Can't access windows 10 partition after update to 23.10

I used to be able to access a separate ssd for windows, but after updating to Ubuntu 23.10 it gives me the following error :

Unable to access location
Error mounting /dev/sdb1 at /media/abdelrahman/2A907C5D907C3185: wrong fs type, bad option, bad superblock on /dev/sdb1, missing codepage or helper program, or other error

Also there is another partition on that ssd that is accessible without issues.

How to solve this issue without formatting the other drive ?

image of the error msg

This problem usually occurs due to bad clusters, dirty states or due to a missing helper program.

The basic fix for missing helper program is to install the following:

sudo apt install nfs-common
sudo apt install cifs-utils

Still if you are unable to fix the problem, ntfsfix might help fix the partition

The ntfs-3g package contains the ntfsfix utility(This usually comes preinstalled). If not,

sudo apt install ntfs-3g

Then try to fix the partition using the following commands

Change the partition based on your system. In your case the 634 GB Volume is /dev/sdb1 as displayed in the screenshot you provided. In order to fix that particular partition, run the following

sudo ntfsfix -b -d /dev/sdb1

-b tries to fix bad clusters and -d to fix dirty states.

Hope it helps!

Answered By: Arjun K Shibu

Helpful technical information

ntfs-3g is not the thing anymore

The FUSE based ntfs-3g implementation of reading/writing NTFS filesystems in Ubuntu is no more advised and is now obsolete in favor of the current native NTFS kernel driver/module NTFS3.

ntfsfix is not your first go to tool

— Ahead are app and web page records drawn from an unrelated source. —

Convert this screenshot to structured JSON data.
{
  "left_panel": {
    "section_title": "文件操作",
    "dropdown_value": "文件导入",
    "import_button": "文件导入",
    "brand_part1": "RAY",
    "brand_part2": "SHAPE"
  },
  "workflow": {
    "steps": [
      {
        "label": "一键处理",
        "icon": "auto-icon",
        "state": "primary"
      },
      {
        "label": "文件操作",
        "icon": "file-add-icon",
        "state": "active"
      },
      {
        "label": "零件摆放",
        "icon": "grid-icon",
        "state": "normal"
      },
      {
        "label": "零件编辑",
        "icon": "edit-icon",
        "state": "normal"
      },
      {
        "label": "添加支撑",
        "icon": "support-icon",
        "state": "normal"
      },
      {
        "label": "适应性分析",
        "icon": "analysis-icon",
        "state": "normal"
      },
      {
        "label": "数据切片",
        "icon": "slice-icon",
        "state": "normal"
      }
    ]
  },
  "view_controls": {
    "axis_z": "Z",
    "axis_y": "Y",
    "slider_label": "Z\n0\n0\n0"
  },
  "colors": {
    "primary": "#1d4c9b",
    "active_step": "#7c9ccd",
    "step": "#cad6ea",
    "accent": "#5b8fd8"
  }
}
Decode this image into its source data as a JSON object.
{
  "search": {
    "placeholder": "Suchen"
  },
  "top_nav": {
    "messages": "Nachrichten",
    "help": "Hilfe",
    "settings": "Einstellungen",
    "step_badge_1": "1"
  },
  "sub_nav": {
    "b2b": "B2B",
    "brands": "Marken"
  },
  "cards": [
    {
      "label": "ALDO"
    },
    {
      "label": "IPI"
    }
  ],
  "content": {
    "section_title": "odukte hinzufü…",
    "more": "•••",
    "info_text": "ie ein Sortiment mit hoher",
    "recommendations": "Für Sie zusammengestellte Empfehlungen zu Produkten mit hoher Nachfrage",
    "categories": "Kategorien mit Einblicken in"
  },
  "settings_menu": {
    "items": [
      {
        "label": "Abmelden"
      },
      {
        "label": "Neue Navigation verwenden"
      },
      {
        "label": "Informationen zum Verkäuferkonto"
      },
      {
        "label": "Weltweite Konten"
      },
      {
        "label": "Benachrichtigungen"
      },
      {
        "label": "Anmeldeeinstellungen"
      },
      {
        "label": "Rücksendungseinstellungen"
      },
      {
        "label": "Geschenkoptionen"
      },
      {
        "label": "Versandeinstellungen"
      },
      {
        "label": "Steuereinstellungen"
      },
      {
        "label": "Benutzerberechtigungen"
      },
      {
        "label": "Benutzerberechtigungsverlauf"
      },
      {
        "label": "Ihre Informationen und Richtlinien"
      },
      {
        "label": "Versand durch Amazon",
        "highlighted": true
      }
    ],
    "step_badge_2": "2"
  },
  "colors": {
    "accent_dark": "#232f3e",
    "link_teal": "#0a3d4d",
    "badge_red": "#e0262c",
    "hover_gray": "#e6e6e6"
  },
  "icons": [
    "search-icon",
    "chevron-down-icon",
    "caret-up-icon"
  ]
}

It dosn’t fully fix anything, but rather, mainly, removes the safety markers that trigger the safety measures on Ubuntu so that the affected partition will not be mounted or will be mounted in read-only (to protect your data) and therefore allowing you to make changes to that filesystem that might damage your Windows installation and cause data loss on both sides, Ubuntu and Windows, in regards to that filesystem … Quoting from man ntfsfix (emphasis is NOT mine) it says:

ntfsfix is NOT a Linux version
of chkdsk. It only repairs some fundamental NTFS inconsistencies, resets the NTFS journal
file and schedules an NTFS consistency check for the first boot into Windows.

… which means that neither your newly written data (from Ubuntu) on that filesystem nor the preexisting data (from Windows) is considered safe/fixed yet, but rather pending a filesystem check the next time you boot to Windows … and quoting from man ntfs-3g (emphasis is mine) it says:

On computers which can be dual-booted into Windows or Linux, Windows has to be fully shut
down before booting into Linux, otherwise the NTFS file systems on internal disks may be
left in an inconsistent state and changes made by Linux may be ignored by Windows.

Why is this happening

In dual boot systems with Windows managing those filesystems, this issue is, in the majority of cases, is caused by Windows hibernation which saves the current running session to disk or Windows fast boot/reboot feature enabled which will do the same i.e. saving current running session to disk which might include unsaved user data or system operations and changing/"fixing" that filesystem in such state from within Ubuntu is not recommended to prevent data loss and/or filesystem corruption … Therefore, the default system response of refusing to mount such filesystem or at most mounting it in read-only mode that you see on Ubuntu is because such unstable filesystem state is detected and it’s not safe enough to be mounted as a read and write filesystem.

What to do then?

Check NTFS filesystems from within Windows and not from within Ubuntu and then make a clean shutdown from Windows and not a hibernation or a reboot with fast reboot feature enabled.

Answered By: Raffa